KAMPALA, UGANDA: Security agencies have successfully traced the Ugandan woman from Kawempe who was allegedly sold off for marriage in the Iraqi capital of Baghdadi.
Officials from the Internal Affairs Ministry started tracing for the woman only identified by her pseudo name Shifah at the start July after her husband filed a case of a missing person at Kawempe police station.
Ms Agnes Igoye, the deputy national coordinator of the trafficking in-persons department at the Ministry of Internal Affairs, said that the search for Shifah is finally over since she has successfully been tracked down.
“We want to thank the team at the state house, our security personnel because in areas where we don’t have embassies we have to use various stakeholders for help,” she said.
Information gathered by the Directorate of Citizenship and Immigration Control (DCIC) and Ministry of Internal Affairs indicates that Shifah left Uganda on October 17, 2021 together with eight other girls aboard Egypt Airlines.
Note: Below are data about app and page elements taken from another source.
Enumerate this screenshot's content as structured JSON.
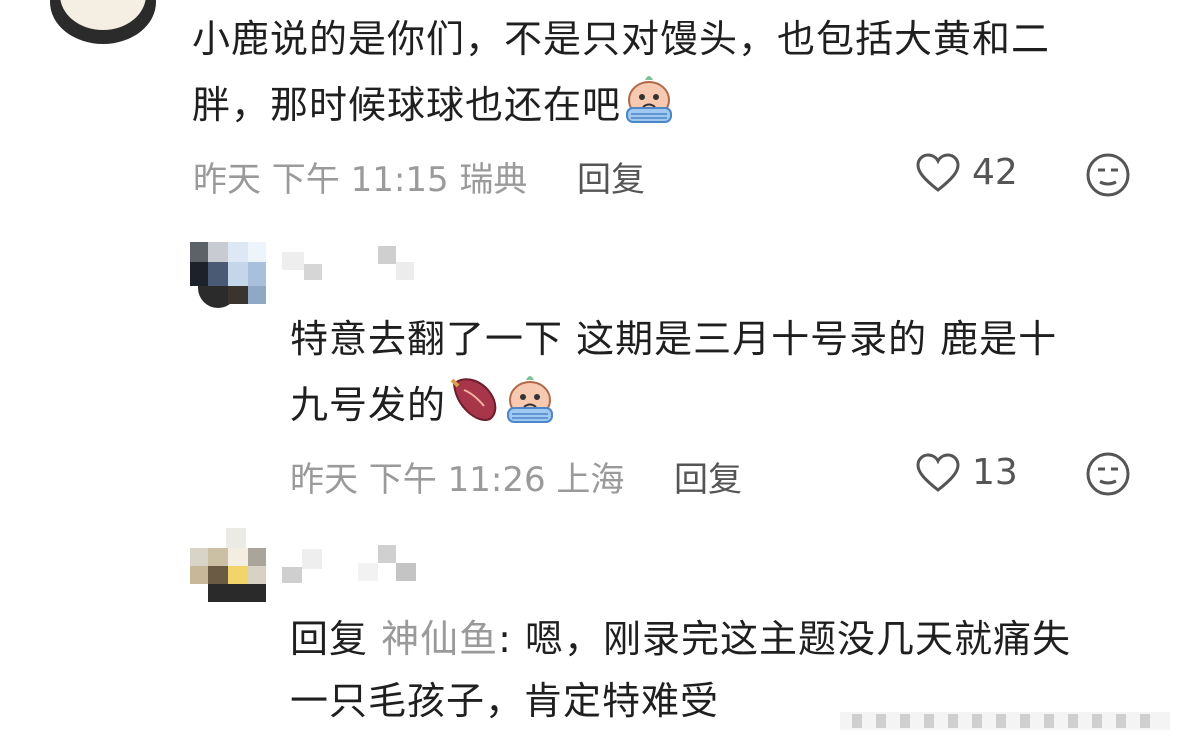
{
  "comments": [
    {
      "text_line1": "小鹿说的是你们，不是只对馒头，也包括大黄和二",
      "text_line2": "胖，那时候球球也还在吧",
      "emojis": [
        "crying-face-icon"
      ],
      "time": "昨天 下午 11:15 瑞典",
      "reply_label": "回复",
      "likes": "42"
    },
    {
      "text_line1": "特意去翻了一下 这期是三月十号录的 鹿是十",
      "text_line2": "九号发的",
      "emojis": [
        "sweet-potato-icon",
        "crying-face-icon"
      ],
      "time": "昨天 下午 11:26 上海",
      "reply_label": "回复",
      "likes": "13"
    },
    {
      "reply_prefix": "回复",
      "reply_to": "神仙鱼",
      "text_line1_rest": ": 嗯，刚录完这主题没几天就痛失",
      "text_line2": "一只毛孩子，肯定特难受"
    }
  ],
  "colors": {
    "meta": "#9a9a9a",
    "text": "#1f1f1f",
    "icon": "#555555"
  }
}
According to Igoye, Shifah was trafficked by James Ssempijja and one Lilian who promise her a job in Saudi Arabia where she would be earning USD900 (Shs3.4 million) monthly.
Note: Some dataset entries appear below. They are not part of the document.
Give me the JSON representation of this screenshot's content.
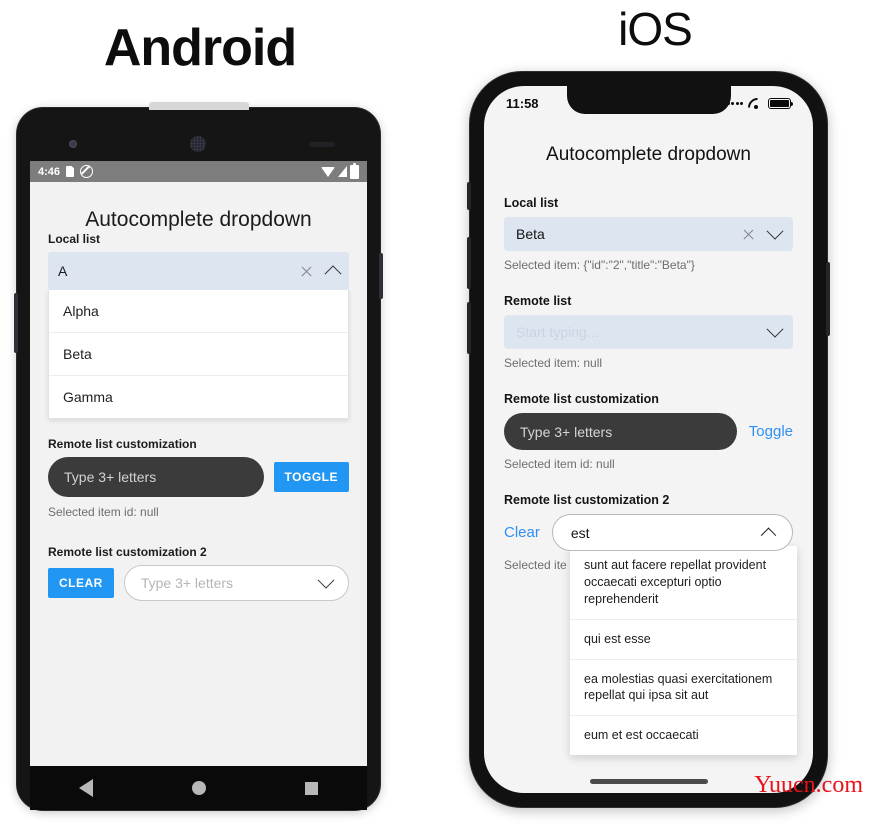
{
  "headings": {
    "android": "Android",
    "ios": "iOS"
  },
  "android": {
    "status_bar": {
      "time": "4:46",
      "left_icons": [
        "sd-card-icon",
        "no-entry-icon"
      ],
      "right_icons": [
        "wifi-icon",
        "signal-icon",
        "battery-icon"
      ]
    },
    "app_title": "Autocomplete dropdown",
    "local_list": {
      "label": "Local list",
      "value": "A",
      "clear_icon": "close-icon",
      "toggle_icon": "chevron-up-icon",
      "options": [
        "Alpha",
        "Beta",
        "Gamma"
      ]
    },
    "remote_customization": {
      "label": "Remote list customization",
      "placeholder": "Type 3+ letters",
      "button": "TOGGLE",
      "helper": "Selected item id: null"
    },
    "remote_customization_2": {
      "label": "Remote list customization 2",
      "button": "CLEAR",
      "placeholder": "Type 3+ letters",
      "toggle_icon": "chevron-down-icon"
    },
    "nav_bar": [
      "back-icon",
      "home-icon",
      "recents-icon"
    ]
  },
  "ios": {
    "status_bar": {
      "time": "11:58",
      "right_icons": [
        "cellular-dots-icon",
        "wifi-icon",
        "battery-icon"
      ]
    },
    "app_title": "Autocomplete dropdown",
    "local_list": {
      "label": "Local list",
      "value": "Beta",
      "clear_icon": "close-icon",
      "toggle_icon": "chevron-down-icon",
      "helper": "Selected item: {\"id\":\"2\",\"title\":\"Beta\"}"
    },
    "remote_list": {
      "label": "Remote list",
      "placeholder": "Start typing...",
      "toggle_icon": "chevron-down-icon",
      "helper": "Selected item: null"
    },
    "remote_customization": {
      "label": "Remote list customization",
      "placeholder": "Type 3+ letters",
      "button": "Toggle",
      "helper": "Selected item id: null"
    },
    "remote_customization_2": {
      "label": "Remote list customization 2",
      "button": "Clear",
      "value": "est",
      "toggle_icon": "chevron-up-icon",
      "helper": "Selected ite",
      "options": [
        "sunt aut facere repellat provident occaecati excepturi optio reprehenderit",
        "qui est esse",
        "ea molestias quasi exercitationem repellat qui ipsa sit aut",
        "eum et est occaecati"
      ]
    }
  },
  "watermark": "Yuucn.com",
  "colors": {
    "accent_blue": "#2196f3",
    "ios_link_blue": "#2f8ff5",
    "field_fill": "#dde5f0",
    "dark_pill": "#3b3b3b",
    "watermark_red": "#e8121a"
  }
}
However, while at the airport, Mr Ssempijja informed Shifah and the other girls that they were heading to Iraq and not Saudi Arabia as earlier planned. Nevertheless, the ladies accepted to proceed with the journey with all indications that they were being trafficked.
According to information obtained by security, Shifah’s trafficking was orchestrated by a friend of her uncle only identified as Boaz. It all started during the second lockdown in June last year when Boaz approached the victim indicating that he had a friend who had an Asian man in need of an Arabic-speaking housemaid.
Shifah, who was conversant with Arabic, saw an opportunity for her to make some money. Boaz connected her to Ssempijja who reaffirmed that there was a well-paying job for a housemaid in Saudi Arabia. Ssempijja masqueraded as a labour officer from Wakiso District and often met her outside the district offices, which gave Shifah confidence that she was dealing with a genuine person.
Trouble started when she reached Iraq and was paid USD250 instead of USD900. Igoye explains that when Shifah complained about the payment, her employer Abu Mustafa Muhammad traveled to Uganda where he met Ssempijja and Lilian.
It was at this point that Mustafa reportedly informed Ssempijja that he had fallen in love with Shifah and wanted to pay money to own her. It is not yet clear how much Mustafa paid Ssempijja and Lilian. However, when he returned to Iraq, he informed Shifah that he had paid her off for marriage.
“When she refused Mustafa’s marriage advances, he became violent and started beating her. She called her husband who filed a case at Kawempe police station drawing public attention. Mustafa had brought another man to marry this woman because she had rejected him and wanted to recover his money,” Ms Igoye said.
She added that the traffickers often tell their victims not even to share with anyone that they are going out of the country and coach them to tell lies to immigration officials.
Mr Ronnie Mukundane, the spokesperson of Uganda Association for External Recruitment Agencies, said that there are several crooks operating quark external recruitment organizations.
He identified the indicators of human traffickers as having no permanent offices and giving their clients visit visas among others.
“Once we get such companies, we alert our line ministry (Gender and Social Development). If you are being taken to work abroad on a visit visa ticket, just know you are being trafficked,” Mr Mukundane said.